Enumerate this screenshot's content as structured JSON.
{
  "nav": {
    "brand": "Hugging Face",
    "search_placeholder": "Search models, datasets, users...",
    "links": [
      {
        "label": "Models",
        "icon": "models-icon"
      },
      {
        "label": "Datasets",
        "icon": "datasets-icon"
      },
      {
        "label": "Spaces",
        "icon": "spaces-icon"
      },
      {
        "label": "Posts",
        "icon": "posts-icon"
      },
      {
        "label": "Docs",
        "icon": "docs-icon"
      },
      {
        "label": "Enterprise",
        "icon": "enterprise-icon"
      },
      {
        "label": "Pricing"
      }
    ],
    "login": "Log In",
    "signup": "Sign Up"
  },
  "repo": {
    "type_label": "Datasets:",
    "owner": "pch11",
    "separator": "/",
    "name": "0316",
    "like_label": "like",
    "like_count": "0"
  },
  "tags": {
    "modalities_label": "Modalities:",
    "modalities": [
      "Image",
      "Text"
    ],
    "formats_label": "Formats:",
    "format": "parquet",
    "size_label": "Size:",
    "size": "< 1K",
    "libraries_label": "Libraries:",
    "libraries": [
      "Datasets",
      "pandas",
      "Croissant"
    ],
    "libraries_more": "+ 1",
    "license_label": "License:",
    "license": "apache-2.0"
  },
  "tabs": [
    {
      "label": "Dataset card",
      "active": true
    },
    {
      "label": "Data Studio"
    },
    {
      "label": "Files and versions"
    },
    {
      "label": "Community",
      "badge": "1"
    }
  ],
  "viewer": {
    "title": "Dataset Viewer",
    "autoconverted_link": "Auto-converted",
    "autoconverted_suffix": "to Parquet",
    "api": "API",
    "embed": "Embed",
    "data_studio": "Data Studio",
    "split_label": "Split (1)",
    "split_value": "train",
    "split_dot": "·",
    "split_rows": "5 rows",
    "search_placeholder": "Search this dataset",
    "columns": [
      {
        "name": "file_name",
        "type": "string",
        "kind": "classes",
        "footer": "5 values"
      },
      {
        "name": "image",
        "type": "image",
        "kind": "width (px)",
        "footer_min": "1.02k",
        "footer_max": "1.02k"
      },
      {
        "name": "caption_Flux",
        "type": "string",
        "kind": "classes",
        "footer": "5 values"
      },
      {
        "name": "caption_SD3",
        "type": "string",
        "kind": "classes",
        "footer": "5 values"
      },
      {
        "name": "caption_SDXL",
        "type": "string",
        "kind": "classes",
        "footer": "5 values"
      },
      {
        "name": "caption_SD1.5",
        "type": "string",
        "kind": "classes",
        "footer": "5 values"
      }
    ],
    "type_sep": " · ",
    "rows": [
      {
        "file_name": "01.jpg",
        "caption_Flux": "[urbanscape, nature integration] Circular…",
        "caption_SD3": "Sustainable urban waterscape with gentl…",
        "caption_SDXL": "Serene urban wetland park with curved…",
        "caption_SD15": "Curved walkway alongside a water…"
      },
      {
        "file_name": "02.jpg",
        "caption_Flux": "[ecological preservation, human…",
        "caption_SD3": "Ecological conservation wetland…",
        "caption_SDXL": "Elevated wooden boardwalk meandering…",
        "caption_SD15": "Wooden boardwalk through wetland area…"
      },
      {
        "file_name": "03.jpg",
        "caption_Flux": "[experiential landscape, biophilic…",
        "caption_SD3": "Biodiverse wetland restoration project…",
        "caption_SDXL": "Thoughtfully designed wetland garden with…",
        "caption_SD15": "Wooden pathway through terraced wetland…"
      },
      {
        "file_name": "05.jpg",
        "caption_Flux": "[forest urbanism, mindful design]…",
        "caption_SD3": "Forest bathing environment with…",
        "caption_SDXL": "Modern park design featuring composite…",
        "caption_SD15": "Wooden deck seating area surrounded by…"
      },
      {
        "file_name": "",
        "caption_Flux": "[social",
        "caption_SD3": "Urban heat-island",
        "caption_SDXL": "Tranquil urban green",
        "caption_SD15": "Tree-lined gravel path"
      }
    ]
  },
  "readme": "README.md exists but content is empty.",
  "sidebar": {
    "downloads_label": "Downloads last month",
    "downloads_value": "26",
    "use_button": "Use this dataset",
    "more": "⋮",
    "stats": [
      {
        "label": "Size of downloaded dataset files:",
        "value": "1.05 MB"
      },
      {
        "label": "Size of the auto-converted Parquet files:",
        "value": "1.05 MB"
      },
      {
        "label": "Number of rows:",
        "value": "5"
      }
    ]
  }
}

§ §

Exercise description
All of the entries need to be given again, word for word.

Written response
Enumerate this screenshot's content as structured JSON.
{
  "nav": {
    "brand": "Hugging Face",
    "search_placeholder": "Search models, datasets, users...",
    "links": [
      {
        "label": "Models",
        "icon": "models-icon"
      },
      {
        "label": "Datasets",
        "icon": "datasets-icon"
      },
      {
        "label": "Spaces",
        "icon": "spaces-icon"
      },
      {
        "label": "Posts",
        "icon": "posts-icon"
      },
      {
        "label": "Docs",
        "icon": "docs-icon"
      },
      {
        "label": "Enterprise",
        "icon": "enterprise-icon"
      },
      {
        "label": "Pricing"
      }
    ],
    "login": "Log In",
    "signup": "Sign Up"
  },
  "repo": {
    "type_label": "Datasets:",
    "owner": "pch11",
    "separator": "/",
    "name": "0316",
    "like_label": "like",
    "like_count": "0"
  },
  "tags": {
    "modalities_label": "Modalities:",
    "modalities": [
      "Image",
      "Text"
    ],
    "formats_label": "Formats:",
    "format": "parquet",
    "size_label": "Size:",
    "size": "< 1K",
    "libraries_label": "Libraries:",
    "libraries": [
      "Datasets",
      "pandas",
      "Croissant"
    ],
    "libraries_more": "+ 1",
    "license_label": "License:",
    "license": "apache-2.0"
  },
  "tabs": [
    {
      "label": "Dataset card",
      "active": true
    },
    {
      "label": "Data Studio"
    },
    {
      "label": "Files and versions"
    },
    {
      "label": "Community",
      "badge": "1"
    }
  ],
  "viewer": {
    "title": "Dataset Viewer",
    "autoconverted_link": "Auto-converted",
    "autoconverted_suffix": "to Parquet",
    "api": "API",
    "embed": "Embed",
    "data_studio": "Data Studio",
    "split_label": "Split (1)",
    "split_value": "train",
    "split_dot": "·",
    "split_rows": "5 rows",
    "search_placeholder": "Search this dataset",
    "columns": [
      {
        "name": "file_name",
        "type": "string",
        "kind": "classes",
        "footer": "5 values"
      },
      {
        "name": "image",
        "type": "image",
        "kind": "width (px)",
        "footer_min": "1.02k",
        "footer_max": "1.02k"
      },
      {
        "name": "caption_Flux",
        "type": "string",
        "kind": "classes",
        "footer": "5 values"
      },
      {
        "name": "caption_SD3",
        "type": "string",
        "kind": "classes",
        "footer": "5 values"
      },
      {
        "name": "caption_SDXL",
        "type": "string",
        "kind": "classes",
        "footer": "5 values"
      },
      {
        "name": "caption_SD1.5",
        "type": "string",
        "kind": "classes",
        "footer": "5 values"
      }
    ],
    "type_sep": " · ",
    "rows": [
      {
        "file_name": "01.jpg",
        "caption_Flux": "[urbanscape, nature integration] Circular…",
        "caption_SD3": "Sustainable urban waterscape with gentl…",
        "caption_SDXL": "Serene urban wetland park with curved…",
        "caption_SD15": "Curved walkway alongside a water…"
      },
      {
        "file_name": "02.jpg",
        "caption_Flux": "[ecological preservation, human…",
        "caption_SD3": "Ecological conservation wetland…",
        "caption_SDXL": "Elevated wooden boardwalk meandering…",
        "caption_SD15": "Wooden boardwalk through wetland area…"
      },
      {
        "file_name": "03.jpg",
        "caption_Flux": "[experiential landscape, biophilic…",
        "caption_SD3": "Biodiverse wetland restoration project…",
        "caption_SDXL": "Thoughtfully designed wetland garden with…",
        "caption_SD15": "Wooden pathway through terraced wetland…"
      },
      {
        "file_name": "05.jpg",
        "caption_Flux": "[forest urbanism, mindful design]…",
        "caption_SD3": "Forest bathing environment with…",
        "caption_SDXL": "Modern park design featuring composite…",
        "caption_SD15": "Wooden deck seating area surrounded by…"
      },
      {
        "file_name": "",
        "caption_Flux": "[social",
        "caption_SD3": "Urban heat-island",
        "caption_SDXL": "Tranquil urban green",
        "caption_SD15": "Tree-lined gravel path"
      }
    ]
  },
  "readme": "README.md exists but content is empty.",
  "sidebar": {
    "downloads_label": "Downloads last month",
    "downloads_value": "26",
    "use_button": "Use this dataset",
    "more": "⋮",
    "stats": [
      {
        "label": "Size of downloaded dataset files:",
        "value": "1.05 MB"
      },
      {
        "label": "Size of the auto-converted Parquet files:",
        "value": "1.05 MB"
      },
      {
        "label": "Number of rows:",
        "value": "5"
      }
    ]
  }
}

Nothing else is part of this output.